Samurai Champloo: In it for the long haul...
Wow. I just watched Samurai Champloo this past weekend, and the series left an impression on me. That's not surprising, really, considering that Shinichiro Watanabe, creator and director of Cowboy Bebop, directed it. If his status as a legendary director hadn't already been guaranteed by Cowboy Bebop's success, this show would definitely have propelled him to the front ranks. But in other ways, this show is only possible because of Cowboy Bebop's performance.
Entertaining anime is easy to find. They pop up all the time, and most of the worthwhile ones make it to American shores with relative haste. However, fun anime is not easy to find - anime that makes you feel like you're a kid again playing in the park. Samurai Champloo, for all of its drama and angst sprinkled through its twenty-six episode span, is undoubtedly the "most fun anime" that I've ever watched. Even more surprisingly, the series pulls off this feat almost without even trying. Everything about it, from the funky hip-hop intro to the DJ-spinning animation excite the viewer.
Another thing, Samurai Champloo is that rare anime that the manga format cannot live up to, in any category. This fact stems from the uniqueness of how Watanabe tackles the presentation. The funky hip-hop that I mentioned earlier, so prevalent throughout the series, cannot be captured by the still-frames of manga, and the manga version of Samurai Champloo, by Masaru Gotsubo, vividly illustrates this. Samurai Champloo must be watched - not just seen, but watched.
The first episode's opening sequence highlights this beautifully. After the intro, we are treated to the most innovative series of scene shifts in the history of Japanese Animation. Like a DJ spinning a record, the scene shifts take on a rhythmic look - with visual cues to match. It has to be seen to be believed. Artistically, there are few peers to this show's creativity.
Of course, amidst all this fun and banter lie hard-hitting messages and implications concerning pressing issues in Japan. These range from America-Japan relations, to the effects of religion and corruption. Of these numerous topics, the one thing that pops out the most frequently, and hit me the hardest, was the show's portrayal of prostitution in Tokugawa Japan.
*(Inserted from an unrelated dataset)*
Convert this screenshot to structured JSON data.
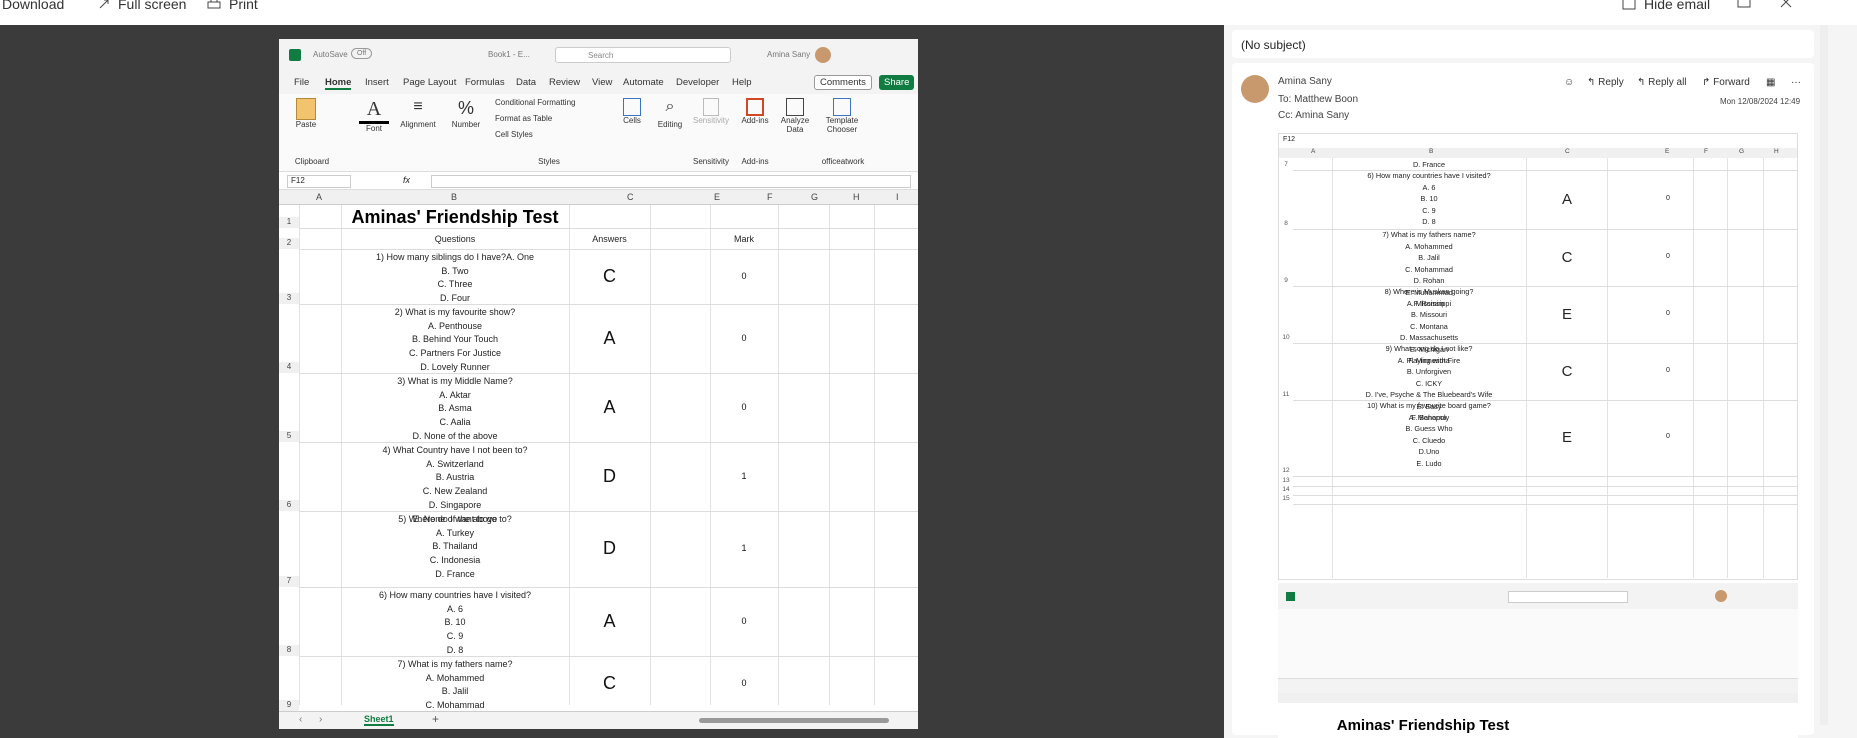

A bit of history sheds some light on a very interesting, and melancholy, subject. Prostitution became especially prevalent in Japan as people congregated towards cities - resulting in a Bakufu order that prostitution take place only on the immediate outskirts of cities. Prostitutes, once they became so, were allowed few luxuries and little freedom. They were, in effect, slaves. Attempts at escape resulted in an intense manhunt that more often than not yielded particuarly violent returns on the attempted escapee. An interesting aside: ronin were not allowed to patronize such establishments.
The episode, "Fallen Angels ~ Gambling and Gallantry," takes this concept and runs with it. Jin, the ronin, falls in love with a young woman, Shion, just about to enter one of the many prostitute houses in town. Their love is obviously impossible, and Shion's useless husband makes things no easier. In fact, Shion must become a prostitute in order to satisfy her husband's compulsive gambling habit.
What we see in "Fallen Angels," is the primary conflict of Samurai Champloo - obligation vs. desire. Shion finds herself bound by the Japanese concept of duty to many things: her husband, as well as the prostitute house in which she finds herself working. Once she meets Jin, however, a Yukio Mishima-esque conflict takes place, and she suddenly finds herself unable to choose between the desire she feels for happiness and freedom, and the obligation she feels to her husband. This climaxes when Jin asks her to come with him, to run away, and she accepts.
Shion's acceptance of her desire and freedom over the traditional value of obligation is of immense importance. In fact, such a message prevails throughout Samurai Champloo, and it's not just for show. Watanabe's message is clear - he wants himself and others to break free of the traditional bonds of servititude that Japanese society places on its people. Throughout the show, we see evidence of the harmful effects of this shame culture everywhere, from the extreme prevalence of prostitutes to the corruption of the officials in charge. Through desire and freedom, as epitomized by the youth culture with its hip-hop and style, Watanabe appears to want to change that.
Samurai Champloo excites me in a way that few anime shows have managed - and I still want more.